» ACTION ITEM: Reproduce all entries precisely as they are written.

___

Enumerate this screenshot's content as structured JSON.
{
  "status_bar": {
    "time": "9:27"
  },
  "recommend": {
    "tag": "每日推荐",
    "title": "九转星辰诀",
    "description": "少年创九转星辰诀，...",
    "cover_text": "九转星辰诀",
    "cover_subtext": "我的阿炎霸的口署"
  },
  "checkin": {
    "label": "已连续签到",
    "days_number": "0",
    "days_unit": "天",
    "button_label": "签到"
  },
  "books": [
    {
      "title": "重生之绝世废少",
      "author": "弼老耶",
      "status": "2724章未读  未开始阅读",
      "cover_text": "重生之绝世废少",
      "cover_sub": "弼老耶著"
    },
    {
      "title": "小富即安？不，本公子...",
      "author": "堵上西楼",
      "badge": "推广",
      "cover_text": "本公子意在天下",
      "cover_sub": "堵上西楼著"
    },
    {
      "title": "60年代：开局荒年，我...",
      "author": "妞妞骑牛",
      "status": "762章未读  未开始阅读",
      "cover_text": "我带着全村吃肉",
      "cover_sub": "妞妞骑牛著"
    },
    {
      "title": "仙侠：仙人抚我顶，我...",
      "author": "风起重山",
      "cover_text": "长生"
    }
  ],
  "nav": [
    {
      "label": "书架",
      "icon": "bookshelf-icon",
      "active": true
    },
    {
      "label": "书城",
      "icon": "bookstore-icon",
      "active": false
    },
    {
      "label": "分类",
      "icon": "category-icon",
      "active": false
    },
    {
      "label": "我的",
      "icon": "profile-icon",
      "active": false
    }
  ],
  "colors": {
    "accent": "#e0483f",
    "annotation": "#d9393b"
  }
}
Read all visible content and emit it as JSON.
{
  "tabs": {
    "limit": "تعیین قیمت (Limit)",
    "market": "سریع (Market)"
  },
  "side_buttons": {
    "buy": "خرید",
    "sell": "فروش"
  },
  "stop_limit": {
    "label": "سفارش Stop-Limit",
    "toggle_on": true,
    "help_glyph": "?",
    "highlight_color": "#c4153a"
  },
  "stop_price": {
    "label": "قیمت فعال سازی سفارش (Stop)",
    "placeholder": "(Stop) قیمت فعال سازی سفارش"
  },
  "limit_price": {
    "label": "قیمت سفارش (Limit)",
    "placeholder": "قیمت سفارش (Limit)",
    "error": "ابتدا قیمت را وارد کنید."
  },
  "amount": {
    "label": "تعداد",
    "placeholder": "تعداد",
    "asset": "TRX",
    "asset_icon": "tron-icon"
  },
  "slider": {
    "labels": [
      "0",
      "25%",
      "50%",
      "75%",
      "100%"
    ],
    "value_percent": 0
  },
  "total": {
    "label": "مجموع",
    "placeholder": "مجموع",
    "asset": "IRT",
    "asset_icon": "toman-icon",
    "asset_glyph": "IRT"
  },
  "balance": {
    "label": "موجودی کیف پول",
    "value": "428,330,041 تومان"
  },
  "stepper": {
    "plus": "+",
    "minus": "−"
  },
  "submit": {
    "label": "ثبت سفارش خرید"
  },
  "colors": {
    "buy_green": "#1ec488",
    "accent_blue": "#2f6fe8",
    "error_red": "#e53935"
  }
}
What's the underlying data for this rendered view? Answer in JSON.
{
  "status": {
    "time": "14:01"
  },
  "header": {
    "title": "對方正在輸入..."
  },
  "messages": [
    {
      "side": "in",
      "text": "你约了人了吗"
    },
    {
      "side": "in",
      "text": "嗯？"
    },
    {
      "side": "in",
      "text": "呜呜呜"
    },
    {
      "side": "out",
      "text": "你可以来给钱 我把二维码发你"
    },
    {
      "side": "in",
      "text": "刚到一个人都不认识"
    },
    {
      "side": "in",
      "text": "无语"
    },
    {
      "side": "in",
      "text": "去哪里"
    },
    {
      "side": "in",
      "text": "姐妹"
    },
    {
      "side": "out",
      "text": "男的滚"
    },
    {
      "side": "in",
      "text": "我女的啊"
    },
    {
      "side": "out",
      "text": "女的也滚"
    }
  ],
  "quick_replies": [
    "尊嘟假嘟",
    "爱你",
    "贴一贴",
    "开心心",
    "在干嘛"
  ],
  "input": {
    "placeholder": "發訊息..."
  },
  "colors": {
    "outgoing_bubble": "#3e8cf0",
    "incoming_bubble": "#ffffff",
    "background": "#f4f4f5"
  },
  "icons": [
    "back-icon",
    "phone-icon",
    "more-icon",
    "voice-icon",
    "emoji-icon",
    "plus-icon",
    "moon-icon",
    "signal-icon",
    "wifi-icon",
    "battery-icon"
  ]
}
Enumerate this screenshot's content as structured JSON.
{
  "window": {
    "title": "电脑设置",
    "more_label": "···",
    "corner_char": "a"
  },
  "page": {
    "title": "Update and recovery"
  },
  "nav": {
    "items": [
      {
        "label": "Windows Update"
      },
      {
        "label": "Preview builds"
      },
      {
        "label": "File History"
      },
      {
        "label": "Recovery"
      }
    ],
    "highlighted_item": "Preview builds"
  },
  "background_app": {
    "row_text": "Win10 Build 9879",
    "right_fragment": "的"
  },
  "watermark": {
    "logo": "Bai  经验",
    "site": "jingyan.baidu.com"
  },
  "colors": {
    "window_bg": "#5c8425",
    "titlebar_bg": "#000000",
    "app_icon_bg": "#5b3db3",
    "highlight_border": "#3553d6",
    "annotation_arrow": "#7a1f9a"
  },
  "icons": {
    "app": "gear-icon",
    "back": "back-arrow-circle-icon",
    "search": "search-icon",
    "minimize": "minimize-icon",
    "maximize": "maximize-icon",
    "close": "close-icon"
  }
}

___

» RESPONSE:
Enumerate this screenshot's content as structured JSON.
{
  "status_bar": {
    "time": "9:27"
  },
  "recommend": {
    "tag": "每日推荐",
    "title": "九转星辰诀",
    "description": "少年创九转星辰诀，...",
    "cover_text": "九转星辰诀",
    "cover_subtext": "我的阿炎霸的口署"
  },
  "checkin": {
    "label": "已连续签到",
    "days_number": "0",
    "days_unit": "天",
    "button_label": "签到"
  },
  "books": [
    {
      "title": "重生之绝世废少",
      "author": "弼老耶",
      "status": "2724章未读  未开始阅读",
      "cover_text": "重生之绝世废少",
      "cover_sub": "弼老耶著"
    },
    {
      "title": "小富即安？不，本公子...",
      "author": "堵上西楼",
      "badge": "推广",
      "cover_text": "本公子意在天下",
      "cover_sub": "堵上西楼著"
    },
    {
      "title": "60年代：开局荒年，我...",
      "author": "妞妞骑牛",
      "status": "762章未读  未开始阅读",
      "cover_text": "我带着全村吃肉",
      "cover_sub": "妞妞骑牛著"
    },
    {
      "title": "仙侠：仙人抚我顶，我...",
      "author": "风起重山",
      "cover_text": "长生"
    }
  ],
  "nav": [
    {
      "label": "书架",
      "icon": "bookshelf-icon",
      "active": true
    },
    {
      "label": "书城",
      "icon": "bookstore-icon",
      "active": false
    },
    {
      "label": "分类",
      "icon": "category-icon",
      "active": false
    },
    {
      "label": "我的",
      "icon": "profile-icon",
      "active": false
    }
  ],
  "colors": {
    "accent": "#e0483f",
    "annotation": "#d9393b"
  }
}
Read all visible content and emit it as JSON.
{
  "tabs": {
    "limit": "تعیین قیمت (Limit)",
    "market": "سریع (Market)"
  },
  "side_buttons": {
    "buy": "خرید",
    "sell": "فروش"
  },
  "stop_limit": {
    "label": "سفارش Stop-Limit",
    "toggle_on": true,
    "help_glyph": "?",
    "highlight_color": "#c4153a"
  },
  "stop_price": {
    "label": "قیمت فعال سازی سفارش (Stop)",
    "placeholder": "(Stop) قیمت فعال سازی سفارش"
  },
  "limit_price": {
    "label": "قیمت سفارش (Limit)",
    "placeholder": "قیمت سفارش (Limit)",
    "error": "ابتدا قیمت را وارد کنید."
  },
  "amount": {
    "label": "تعداد",
    "placeholder": "تعداد",
    "asset": "TRX",
    "asset_icon": "tron-icon"
  },
  "slider": {
    "labels": [
      "0",
      "25%",
      "50%",
      "75%",
      "100%"
    ],
    "value_percent": 0
  },
  "total": {
    "label": "مجموع",
    "placeholder": "مجموع",
    "asset": "IRT",
    "asset_icon": "toman-icon",
    "asset_glyph": "IRT"
  },
  "balance": {
    "label": "موجودی کیف پول",
    "value": "428,330,041 تومان"
  },
  "stepper": {
    "plus": "+",
    "minus": "−"
  },
  "submit": {
    "label": "ثبت سفارش خرید"
  },
  "colors": {
    "buy_green": "#1ec488",
    "accent_blue": "#2f6fe8",
    "error_red": "#e53935"
  }
}
What's the underlying data for this rendered view? Answer in JSON.
{
  "status": {
    "time": "14:01"
  },
  "header": {
    "title": "對方正在輸入..."
  },
  "messages": [
    {
      "side": "in",
      "text": "你约了人了吗"
    },
    {
      "side": "in",
      "text": "嗯？"
    },
    {
      "side": "in",
      "text": "呜呜呜"
    },
    {
      "side": "out",
      "text": "你可以来给钱 我把二维码发你"
    },
    {
      "side": "in",
      "text": "刚到一个人都不认识"
    },
    {
      "side": "in",
      "text": "无语"
    },
    {
      "side": "in",
      "text": "去哪里"
    },
    {
      "side": "in",
      "text": "姐妹"
    },
    {
      "side": "out",
      "text": "男的滚"
    },
    {
      "side": "in",
      "text": "我女的啊"
    },
    {
      "side": "out",
      "text": "女的也滚"
    }
  ],
  "quick_replies": [
    "尊嘟假嘟",
    "爱你",
    "贴一贴",
    "开心心",
    "在干嘛"
  ],
  "input": {
    "placeholder": "發訊息..."
  },
  "colors": {
    "outgoing_bubble": "#3e8cf0",
    "incoming_bubble": "#ffffff",
    "background": "#f4f4f5"
  },
  "icons": [
    "back-icon",
    "phone-icon",
    "more-icon",
    "voice-icon",
    "emoji-icon",
    "plus-icon",
    "moon-icon",
    "signal-icon",
    "wifi-icon",
    "battery-icon"
  ]
}
Enumerate this screenshot's content as structured JSON.
{
  "window": {
    "title": "电脑设置",
    "more_label": "···",
    "corner_char": "a"
  },
  "page": {
    "title": "Update and recovery"
  },
  "nav": {
    "items": [
      {
        "label": "Windows Update"
      },
      {
        "label": "Preview builds"
      },
      {
        "label": "File History"
      },
      {
        "label": "Recovery"
      }
    ],
    "highlighted_item": "Preview builds"
  },
  "background_app": {
    "row_text": "Win10 Build 9879",
    "right_fragment": "的"
  },
  "watermark": {
    "logo": "Bai  经验",
    "site": "jingyan.baidu.com"
  },
  "colors": {
    "window_bg": "#5c8425",
    "titlebar_bg": "#000000",
    "app_icon_bg": "#5b3db3",
    "highlight_border": "#3553d6",
    "annotation_arrow": "#7a1f9a"
  },
  "icons": {
    "app": "gear-icon",
    "back": "back-arrow-circle-icon",
    "search": "search-icon",
    "minimize": "minimize-icon",
    "maximize": "maximize-icon",
    "close": "close-icon"
  }
}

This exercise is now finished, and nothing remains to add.